My paintings are visual expressions of personal or collective experiences.
Most of my work is abstract. I usually work fast, trying to keep the process largely intuitive. Ambiguities and “unfinished”, undefined elements are there to be relished and to invite the viewer to engage in an equally intuitive process of seeing.
For a number of years, I have been dealing with nets, perhaps because they seem to be emblematic of the many problems our modern world is facing. Nets are useful objects, freighted with symbolic meaning. When I first found a piece of fish netting last year it suggested entrapment—the essence of the human condition, it seemed to me. That net, and many others, became printing tools. The ink (or paint)-drenched imprint of netting suggests a powerful reality. Using the structure it provides I may react against it, erase it, paint over it, create negative or positive spaces, layers–or I may treat it as an entity in its own right.
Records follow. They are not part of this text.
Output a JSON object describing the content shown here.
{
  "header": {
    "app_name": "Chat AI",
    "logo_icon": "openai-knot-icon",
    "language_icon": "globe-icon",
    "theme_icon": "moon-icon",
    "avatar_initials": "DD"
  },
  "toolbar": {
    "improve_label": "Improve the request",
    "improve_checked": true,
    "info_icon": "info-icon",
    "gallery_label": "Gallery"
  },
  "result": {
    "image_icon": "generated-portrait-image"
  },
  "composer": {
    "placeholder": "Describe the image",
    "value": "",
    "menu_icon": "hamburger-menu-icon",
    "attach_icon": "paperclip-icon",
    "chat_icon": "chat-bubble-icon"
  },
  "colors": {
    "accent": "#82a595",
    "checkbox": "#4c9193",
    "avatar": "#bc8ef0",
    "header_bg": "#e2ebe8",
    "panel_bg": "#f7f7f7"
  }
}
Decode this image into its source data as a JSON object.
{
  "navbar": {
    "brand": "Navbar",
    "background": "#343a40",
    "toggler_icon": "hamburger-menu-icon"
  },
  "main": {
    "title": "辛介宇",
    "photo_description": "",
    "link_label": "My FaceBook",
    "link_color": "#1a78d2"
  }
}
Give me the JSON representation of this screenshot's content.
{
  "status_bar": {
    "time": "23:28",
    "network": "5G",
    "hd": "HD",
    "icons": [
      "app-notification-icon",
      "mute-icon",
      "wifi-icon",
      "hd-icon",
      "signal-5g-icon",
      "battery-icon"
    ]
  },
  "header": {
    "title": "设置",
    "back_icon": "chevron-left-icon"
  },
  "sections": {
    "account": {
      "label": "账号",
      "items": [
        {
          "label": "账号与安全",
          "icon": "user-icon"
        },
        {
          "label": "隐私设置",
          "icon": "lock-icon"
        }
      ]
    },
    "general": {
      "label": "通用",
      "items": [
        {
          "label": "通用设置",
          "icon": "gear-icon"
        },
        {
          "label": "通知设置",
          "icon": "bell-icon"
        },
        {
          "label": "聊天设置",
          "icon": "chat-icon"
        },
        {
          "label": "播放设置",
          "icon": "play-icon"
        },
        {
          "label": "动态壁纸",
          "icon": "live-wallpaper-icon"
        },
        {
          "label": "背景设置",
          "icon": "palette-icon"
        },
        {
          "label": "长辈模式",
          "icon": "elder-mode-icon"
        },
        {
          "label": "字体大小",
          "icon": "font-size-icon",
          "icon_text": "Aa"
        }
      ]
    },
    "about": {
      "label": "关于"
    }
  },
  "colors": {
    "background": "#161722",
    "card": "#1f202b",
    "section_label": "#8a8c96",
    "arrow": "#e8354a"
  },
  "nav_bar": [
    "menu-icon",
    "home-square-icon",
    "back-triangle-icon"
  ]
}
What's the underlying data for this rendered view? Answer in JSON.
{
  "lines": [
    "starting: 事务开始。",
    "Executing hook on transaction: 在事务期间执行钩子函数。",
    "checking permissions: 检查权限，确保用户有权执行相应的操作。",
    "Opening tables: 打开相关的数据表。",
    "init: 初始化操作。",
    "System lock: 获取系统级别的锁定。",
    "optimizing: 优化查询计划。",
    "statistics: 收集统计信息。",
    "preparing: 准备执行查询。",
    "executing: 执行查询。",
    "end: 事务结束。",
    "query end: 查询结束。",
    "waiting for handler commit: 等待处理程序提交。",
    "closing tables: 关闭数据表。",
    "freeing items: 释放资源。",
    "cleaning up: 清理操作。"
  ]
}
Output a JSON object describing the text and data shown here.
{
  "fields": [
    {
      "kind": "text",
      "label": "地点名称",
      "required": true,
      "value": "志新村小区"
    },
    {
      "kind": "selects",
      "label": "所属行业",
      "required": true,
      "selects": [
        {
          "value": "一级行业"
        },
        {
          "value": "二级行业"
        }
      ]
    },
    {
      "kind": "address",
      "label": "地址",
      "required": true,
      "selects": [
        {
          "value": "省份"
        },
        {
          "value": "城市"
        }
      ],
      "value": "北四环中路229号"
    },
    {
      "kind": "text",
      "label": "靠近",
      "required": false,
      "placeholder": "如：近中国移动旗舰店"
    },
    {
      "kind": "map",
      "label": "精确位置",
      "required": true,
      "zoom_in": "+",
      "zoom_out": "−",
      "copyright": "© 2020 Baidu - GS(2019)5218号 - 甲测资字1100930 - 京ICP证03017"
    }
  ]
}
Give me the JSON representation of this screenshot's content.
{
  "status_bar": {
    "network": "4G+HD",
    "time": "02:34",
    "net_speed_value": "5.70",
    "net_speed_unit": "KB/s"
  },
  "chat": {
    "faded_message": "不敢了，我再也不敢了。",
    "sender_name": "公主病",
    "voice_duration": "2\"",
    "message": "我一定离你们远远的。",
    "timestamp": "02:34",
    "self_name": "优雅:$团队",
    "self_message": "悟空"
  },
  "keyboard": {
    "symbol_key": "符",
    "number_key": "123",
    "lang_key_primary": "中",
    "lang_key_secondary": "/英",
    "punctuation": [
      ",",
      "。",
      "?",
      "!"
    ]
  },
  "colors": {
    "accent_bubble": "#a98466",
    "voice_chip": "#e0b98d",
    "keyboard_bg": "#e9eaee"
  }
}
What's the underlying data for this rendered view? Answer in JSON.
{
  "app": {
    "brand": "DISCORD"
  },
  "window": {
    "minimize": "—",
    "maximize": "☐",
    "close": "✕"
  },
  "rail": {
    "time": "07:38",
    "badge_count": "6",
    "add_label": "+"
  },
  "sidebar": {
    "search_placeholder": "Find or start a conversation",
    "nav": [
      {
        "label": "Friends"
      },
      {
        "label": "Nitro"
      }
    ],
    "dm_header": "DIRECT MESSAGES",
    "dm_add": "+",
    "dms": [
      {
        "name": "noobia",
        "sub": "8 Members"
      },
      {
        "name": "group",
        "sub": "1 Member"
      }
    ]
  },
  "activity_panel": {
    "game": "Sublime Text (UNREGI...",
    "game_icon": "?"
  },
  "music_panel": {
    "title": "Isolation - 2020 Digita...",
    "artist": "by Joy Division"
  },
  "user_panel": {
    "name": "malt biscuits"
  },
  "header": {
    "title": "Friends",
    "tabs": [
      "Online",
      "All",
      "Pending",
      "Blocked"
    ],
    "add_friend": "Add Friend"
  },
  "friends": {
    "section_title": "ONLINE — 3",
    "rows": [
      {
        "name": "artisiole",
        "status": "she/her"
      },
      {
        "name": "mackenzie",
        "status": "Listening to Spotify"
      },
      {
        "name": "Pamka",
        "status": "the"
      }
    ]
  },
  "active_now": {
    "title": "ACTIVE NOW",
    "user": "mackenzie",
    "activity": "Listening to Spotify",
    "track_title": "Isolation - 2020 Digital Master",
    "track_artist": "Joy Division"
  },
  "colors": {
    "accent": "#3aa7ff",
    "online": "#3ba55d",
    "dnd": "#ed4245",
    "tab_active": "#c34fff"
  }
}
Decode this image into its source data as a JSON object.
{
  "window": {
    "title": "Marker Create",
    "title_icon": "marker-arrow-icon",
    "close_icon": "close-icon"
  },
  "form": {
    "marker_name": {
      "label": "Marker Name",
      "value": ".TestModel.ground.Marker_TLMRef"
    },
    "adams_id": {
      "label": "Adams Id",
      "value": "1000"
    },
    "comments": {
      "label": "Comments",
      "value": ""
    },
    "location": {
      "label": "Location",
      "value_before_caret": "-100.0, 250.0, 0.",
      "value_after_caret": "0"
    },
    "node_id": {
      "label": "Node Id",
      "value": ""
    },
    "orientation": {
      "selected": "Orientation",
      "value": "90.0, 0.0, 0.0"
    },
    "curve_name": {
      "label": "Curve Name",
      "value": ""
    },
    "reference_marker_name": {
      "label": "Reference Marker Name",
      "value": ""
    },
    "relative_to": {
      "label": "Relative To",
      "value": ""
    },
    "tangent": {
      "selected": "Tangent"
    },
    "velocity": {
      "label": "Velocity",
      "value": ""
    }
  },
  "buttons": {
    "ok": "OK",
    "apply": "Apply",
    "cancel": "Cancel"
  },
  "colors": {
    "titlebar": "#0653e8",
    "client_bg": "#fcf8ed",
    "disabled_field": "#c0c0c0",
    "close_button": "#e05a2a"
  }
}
Lately, I have taken a further step and produced collages of net painting cut outs.
Throughout all these transformations, the netting still represents the human condition, I believe. What has changed is the artist’s perspective.